      2 Replies
      1. re: Leper

        Thanks for the recommendations. I have been considering buying a Batali book, your suggestion will help me narrow my choices down.

        1. re: Leper

          I second the Stiengarten book! Excellent read! And very funny while being very informative. I want to get my hands on his subsequent books too.

        2. I loved the book and I loved his show "A Cook's Tour" It is fun to watch a chef who is as irreverant as he is instead of having to watch Rachel Ray play to the 20 somethings.

          5 Replies
          1. re: dinwiddie

            Are the 20-somethings of a single Rachael-Ray-loving mindset? What is it about her that "plays" to them--lack of real cooking skills or refusal to leave a decent tip?

            1. re: nc213

              I just turned 30. I still consider myself a 20-something.

              I DETEST Rachel Ray. DETEST!

              I've read Bourdain's books. Also read "the Making of a Chef" by Michael Ruhlman and highly recommend it.

              Rachel Ray!?!?! FEH!!!

            2. re: dinwiddie

              Uhhh, you really think that Rachael Ray appeals to "20-somethings" more than Tony Bourdain? Really? God, I'd hate to meet those 20-somethings. Then again, they'd make my 20-something self feel young and reckless!

              1. re: dinwiddie

                I attended the dinner that he had here in DC to introduce the Cookbook, sponsored by Smithsonian, and he was even better in person. Quite the personality and at the same time a regular guy.

                1. re: Roe

                  My wife, a girlfriend of hers and I went to his reading/signing party at Vroman's bookstore here in Pasadena. He was as cheerfully outspoken and obscene as in his books in his address to a room consisting largely of more or less elderly women, and he had'em eating out of his hand. What worked was his utter lack of pretentiousness, his hard focus on his craft and his unqualified respect for both it and its practitioners, and his willingness to address exactly what excited him and what pissed him off. He said kind things about Emeril, to everyone's amazement, and his rhetoric left the Food Network in smoking ruins. And then he happily hugged the bejeezus out of my wife and Susan while I took their picture...

                  A good sport. Most impressive was his rather wan description of the previous night's Very Fancy Dinner, followed by his avid interest in THIS evening's adventures, when a bunch of kitchen flunkies were going to take him to Koreatown. Yay, Tony!

              2. There is a tv show coming on this fall based on that book.

                1. Not only is the Les Halles Cookbook funny as all get out, it's the first book that made me think seriously and clearly about the physical part of cooking - the mise en place, getting your tools and ingredients and counter space (and sink space and fridge space) all in order before you even start cooking.

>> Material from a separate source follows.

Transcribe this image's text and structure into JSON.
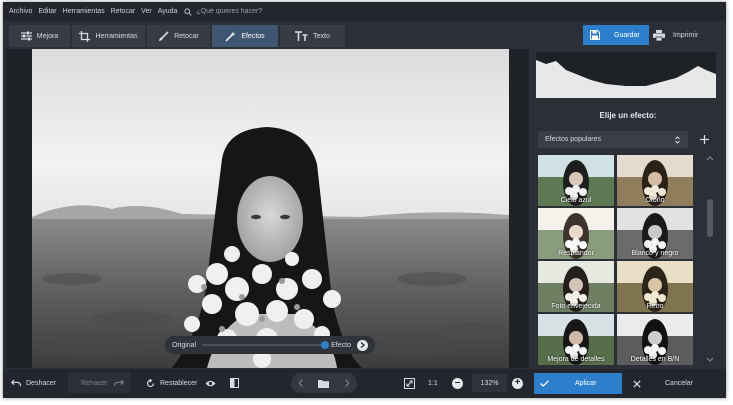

I'm so bad at that, always finding myself holding a hot pan of something that's about to be overcooked, and no place to put it down nor a dish to spoon it into.

                  And in his cassoulet recipe, there's the best and easiest recipe for duck confit you'll ever find...

                  1 Reply
                  1. re: Will Owen

                    I had the same experience with his discussion on mise en place. It really has helped me approach meal preparation from another more expedient angle. After reading Les Halles (and now KC) I think of it completely different than I used to.

                  2. n
                    Nancy Wilson

                    Read ALL of his books- he is without a doubt the most informative, insightful cook we know today. He lays it all on the line and pulls no punches. I've worked in restaurants on and off for the last 20 years and he hits the nail on the head-do NOT eat anything at a "brunch" unless they are cooking it in front of you,and he's right, the best time to eat at a restaurant is the beginning of the week, when the food is fresh, and the crowd isn't there.